Not all threats are idle. A cyber attack against Sony Pictures was likely inflicted by North Korea in retribution for The Interview, a send-up about the Hermit Kingdom. Starring James Franco and Seth Rogen, the film features TV journalists trying to assassinate Supreme Leader Kim Jong-un. In a nod to diplomacy, it won’t be released in South Korea. Meanwhile, the file-stealing attack is hurting Sony, which has seen its wartime film, Fury, free-loaded more than 500,000 times.
She responded to cries for help and paid the ultimate price. Tugce Albayrak, a teaching student, stood up to bullies harassing young girls in a McDonald’s bathroom in Offenbach, Germany. One of the men, a young Serbian, later attacked her in the parking lot, striking her head with a bat. Albayrak’s parents turned off her life support over the weekend on what would have been her 23rd birthday. More than 100,000 have now signed an online petition asking Germany’s president to give her a posthumous bravery award.

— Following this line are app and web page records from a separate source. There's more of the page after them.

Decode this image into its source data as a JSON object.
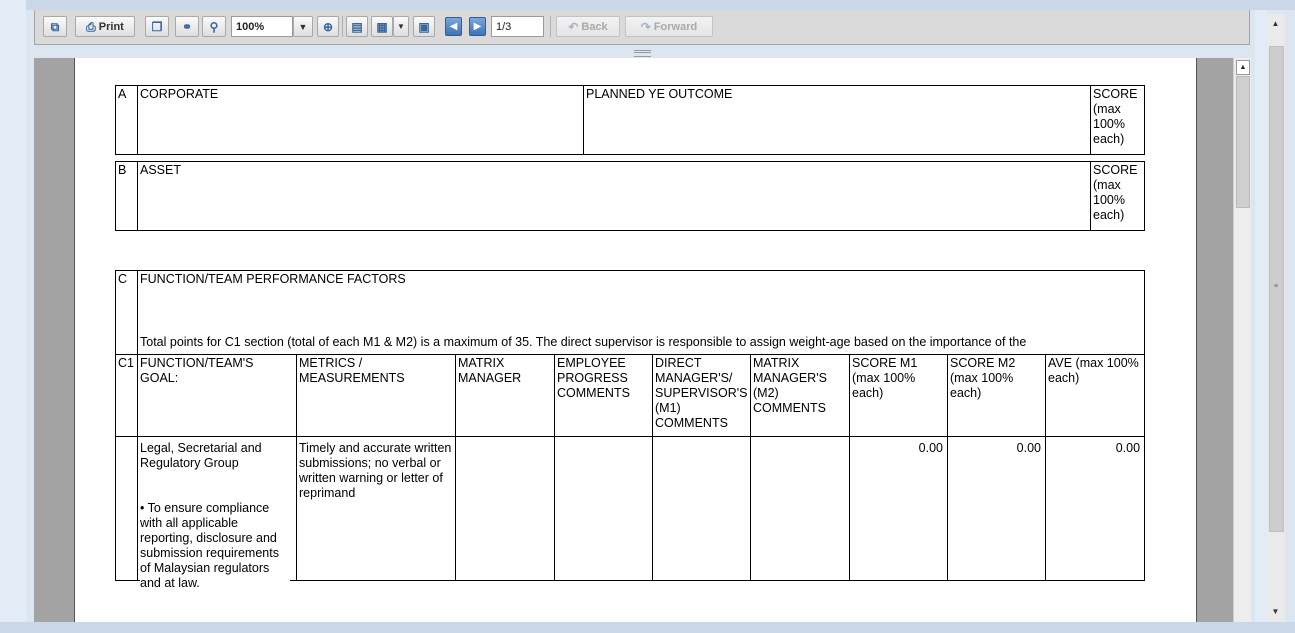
{
  "toolbar": {
    "print_label": "Print",
    "zoom": "100%",
    "page_indicator": "1/3",
    "back_label": "Back",
    "forward_label": "Forward"
  },
  "section_a": {
    "letter": "A",
    "title": "CORPORATE",
    "planned": "PLANNED YE OUTCOME",
    "score": "SCORE (max 100% each)"
  },
  "section_b": {
    "letter": "B",
    "title": "ASSET",
    "score": "SCORE (max 100% each)"
  },
  "section_c": {
    "letter": "C",
    "title": "FUNCTION/TEAM PERFORMANCE FACTORS",
    "note": "Total points for C1 section (total of each M1 & M2) is a maximum of 35. The direct supervisor is responsible to assign weight-age based on the importance of the",
    "headers": [
      "C1",
      "FUNCTION/TEAM'S GOAL:",
      "METRICS / MEASUREMENTS",
      "MATRIX MANAGER",
      "EMPLOYEE PROGRESS COMMENTS",
      "DIRECT MANAGER'S/ SUPERVISOR'S (M1) COMMENTS",
      "MATRIX MANAGER'S (M2) COMMENTS",
      "SCORE M1 (max 100% each)",
      "SCORE M2 (max 100% each)",
      "AVE (max 100% each)"
    ],
    "row": {
      "goal_title": "Legal, Secretarial and Regulatory Group",
      "goal_bullet": "• To ensure compliance with all applicable reporting, disclosure and submission requirements of Malaysian regulators and at law.",
      "metrics": "Timely and accurate written submissions; no verbal or written warning or letter of reprimand",
      "score_m1": "0.00",
      "score_m2": "0.00",
      "ave": "0.00"
    }
  }
}
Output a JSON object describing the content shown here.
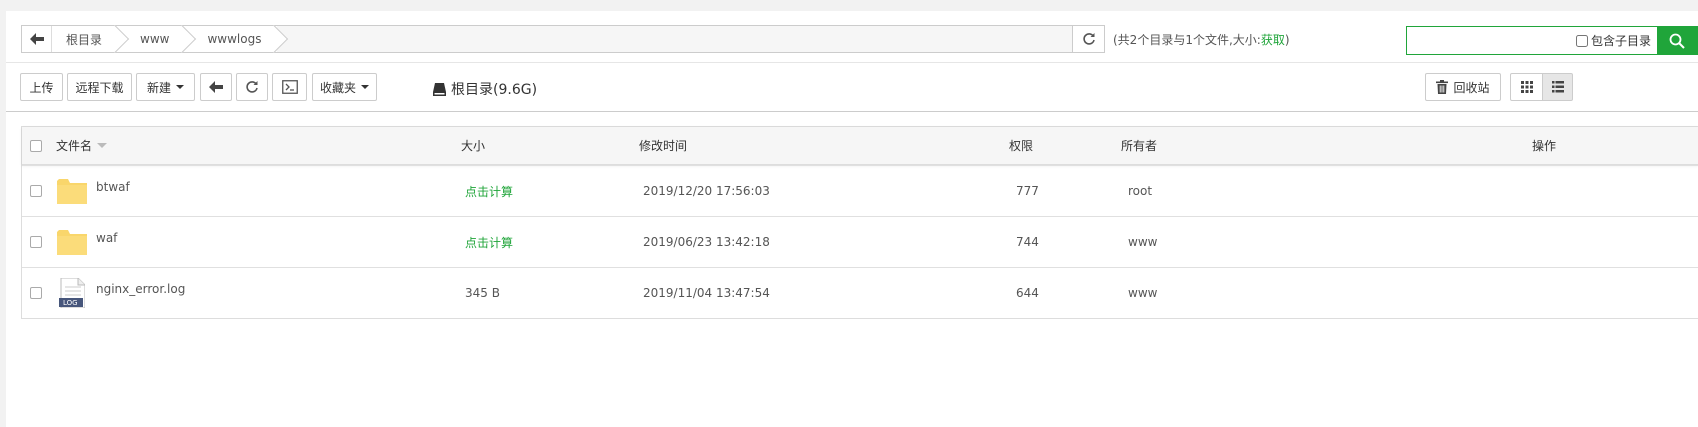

Watch out, hikers — the deadly predators may be on their way back to America’s wilderness. The National Park Service is studying ways to restore the federally protected species, possibly bringing bears from other parts of the country to bolster North Cascades National Park’s population in the coming years. Conservationists hope it would help save grizzlies from extinction. But some Washingtonians, especially livestock farmers, are warning that the move could also bring unwelcome consequences.
We love our selfies more than ourselves. They’re making people anxious about being camera-ready, according to a new study by plastic surgeons. The industry is booming thanks to the narcissistic social media craze. Doctors say patients bring in self-snaps to demonstrate their flaws, and they’ve seen a 10 percent rise in nose jobs alone. But the odd, arms-length angles don’t offer accurate representations of how people really look, and surgeons want customers to look good in person, not just on Facebook.
The conflict isn’t only in a galaxy far, far away. John Boyega, the 22-year-old black British actor who lit up Twitter with his dramatic appearance as a stormtrooper in the trailer to Star Wars: The Force Awakens, has a simple response to haters out there: “Get used to it.” Some fans reacted rudely after seeing him in the iconic white Stormtrooper armor. Coming amid the rawness of Ferguson, Boyega’s comment seems to transcend Star Wars fandom.
Everyone jokes that bars are recession-proof, but economic downturn has hit brewers hard in Brazil. Most of the country’s beer is cheaply imported from the world’s largest international brands. So small-craft brewers have a lot of competition and often struggle to get their products to market. Despite growing middle-class interest in local beers and the fact that Brazilians are the biggest drinkers in Latin America, some 100 small brewers may be forced out of business in the coming months.
The search for Kosta Karageorge is over. The 22-year-old defensive lineman’s body was discovered in a dumpster on Sunday with an apparently self-inflicted gunshot wound. Police were alerted to the player’s disappearance by his mother after she received a troubling message last Wednesday. Karageorge, who suffered multiple concussions and spells of confusion, texted that he was sorry for being “an embarrassment.” His heartbreaking death will add even more pressure on teams to put players’ welfare above points on the board.